#### EXERCISE GOAL
Copy every line of the entries that has the string "JSON" in it.
--- INFORMATION PROVIDED Enclosed Below ---
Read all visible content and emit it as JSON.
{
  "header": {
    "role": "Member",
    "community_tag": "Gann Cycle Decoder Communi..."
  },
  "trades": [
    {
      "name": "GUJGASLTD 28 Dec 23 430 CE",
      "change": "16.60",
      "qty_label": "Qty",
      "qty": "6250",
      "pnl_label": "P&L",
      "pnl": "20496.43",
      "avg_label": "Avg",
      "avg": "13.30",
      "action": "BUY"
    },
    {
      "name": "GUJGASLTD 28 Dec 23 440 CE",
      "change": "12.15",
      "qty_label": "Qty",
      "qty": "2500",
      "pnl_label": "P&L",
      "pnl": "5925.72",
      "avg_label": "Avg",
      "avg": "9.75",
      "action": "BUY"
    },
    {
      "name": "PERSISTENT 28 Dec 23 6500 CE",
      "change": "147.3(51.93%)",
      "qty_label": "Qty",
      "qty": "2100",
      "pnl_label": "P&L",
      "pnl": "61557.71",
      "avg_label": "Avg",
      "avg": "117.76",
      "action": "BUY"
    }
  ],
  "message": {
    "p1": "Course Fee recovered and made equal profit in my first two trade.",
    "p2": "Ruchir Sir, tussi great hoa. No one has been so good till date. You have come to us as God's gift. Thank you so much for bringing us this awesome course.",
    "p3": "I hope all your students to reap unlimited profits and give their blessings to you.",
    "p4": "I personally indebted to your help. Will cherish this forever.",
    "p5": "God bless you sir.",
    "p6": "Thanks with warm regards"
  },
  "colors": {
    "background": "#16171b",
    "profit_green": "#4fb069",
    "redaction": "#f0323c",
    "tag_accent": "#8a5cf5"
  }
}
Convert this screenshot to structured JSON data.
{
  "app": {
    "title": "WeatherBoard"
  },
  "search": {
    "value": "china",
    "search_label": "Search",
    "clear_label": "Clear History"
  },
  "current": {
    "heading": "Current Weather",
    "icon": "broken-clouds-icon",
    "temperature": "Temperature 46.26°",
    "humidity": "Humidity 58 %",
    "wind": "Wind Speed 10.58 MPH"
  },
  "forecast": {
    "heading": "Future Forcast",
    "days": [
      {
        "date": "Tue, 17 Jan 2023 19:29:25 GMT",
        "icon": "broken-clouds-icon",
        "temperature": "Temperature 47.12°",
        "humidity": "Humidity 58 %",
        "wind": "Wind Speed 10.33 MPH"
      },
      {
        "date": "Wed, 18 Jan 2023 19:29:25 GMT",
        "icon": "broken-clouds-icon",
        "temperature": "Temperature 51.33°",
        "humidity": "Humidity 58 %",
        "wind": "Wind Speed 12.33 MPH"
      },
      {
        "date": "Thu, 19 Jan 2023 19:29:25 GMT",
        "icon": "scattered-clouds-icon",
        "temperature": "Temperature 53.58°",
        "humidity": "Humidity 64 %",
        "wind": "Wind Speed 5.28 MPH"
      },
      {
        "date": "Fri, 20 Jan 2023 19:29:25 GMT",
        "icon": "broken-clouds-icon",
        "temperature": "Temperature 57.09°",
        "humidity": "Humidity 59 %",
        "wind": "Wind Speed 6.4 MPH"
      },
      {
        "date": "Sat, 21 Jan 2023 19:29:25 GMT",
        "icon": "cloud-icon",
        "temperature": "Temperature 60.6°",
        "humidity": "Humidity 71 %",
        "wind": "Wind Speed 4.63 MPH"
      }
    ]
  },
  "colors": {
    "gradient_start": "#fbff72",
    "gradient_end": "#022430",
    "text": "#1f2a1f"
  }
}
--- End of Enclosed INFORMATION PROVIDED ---
#### WRITTEN REPLY
Read all visible content and emit it as JSON.
Convert this screenshot to structured JSON data.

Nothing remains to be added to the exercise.